▶ EXERCISE INSTRUCTIONS
In the material below, the lines containing the word "title" are required; copy each of them.

MATERIAL TO PROCESS Block Start

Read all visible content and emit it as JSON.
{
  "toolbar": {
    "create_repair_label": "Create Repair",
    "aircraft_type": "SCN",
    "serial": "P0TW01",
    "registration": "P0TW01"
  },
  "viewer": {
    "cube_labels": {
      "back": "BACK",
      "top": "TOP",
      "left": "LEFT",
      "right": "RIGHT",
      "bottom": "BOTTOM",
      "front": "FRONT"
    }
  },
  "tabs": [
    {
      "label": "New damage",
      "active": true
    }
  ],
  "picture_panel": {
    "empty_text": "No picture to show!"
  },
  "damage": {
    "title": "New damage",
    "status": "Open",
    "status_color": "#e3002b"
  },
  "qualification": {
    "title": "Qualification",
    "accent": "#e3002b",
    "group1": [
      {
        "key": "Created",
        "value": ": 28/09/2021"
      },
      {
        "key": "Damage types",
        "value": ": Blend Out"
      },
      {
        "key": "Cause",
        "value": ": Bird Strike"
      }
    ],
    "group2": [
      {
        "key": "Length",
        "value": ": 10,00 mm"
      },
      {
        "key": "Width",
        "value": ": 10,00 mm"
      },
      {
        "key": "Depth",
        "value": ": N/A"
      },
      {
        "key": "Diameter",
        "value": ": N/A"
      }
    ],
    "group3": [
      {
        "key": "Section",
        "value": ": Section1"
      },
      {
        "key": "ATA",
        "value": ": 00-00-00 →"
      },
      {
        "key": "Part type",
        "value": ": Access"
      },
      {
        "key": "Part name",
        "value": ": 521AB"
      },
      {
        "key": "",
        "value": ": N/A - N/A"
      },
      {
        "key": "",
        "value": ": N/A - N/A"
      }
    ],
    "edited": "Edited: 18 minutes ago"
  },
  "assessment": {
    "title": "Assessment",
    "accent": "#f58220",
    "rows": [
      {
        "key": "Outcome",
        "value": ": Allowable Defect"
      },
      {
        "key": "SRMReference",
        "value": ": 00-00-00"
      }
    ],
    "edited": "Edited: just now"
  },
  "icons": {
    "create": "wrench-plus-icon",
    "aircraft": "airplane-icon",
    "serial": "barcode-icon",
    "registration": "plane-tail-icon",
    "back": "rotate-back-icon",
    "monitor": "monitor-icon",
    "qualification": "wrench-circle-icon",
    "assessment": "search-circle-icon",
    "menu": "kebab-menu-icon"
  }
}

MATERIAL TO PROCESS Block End

▶ RESULT FOR THIS EXERCISE
    "title": "New damage",
    "title": "Qualification",
    "title": "Assessment",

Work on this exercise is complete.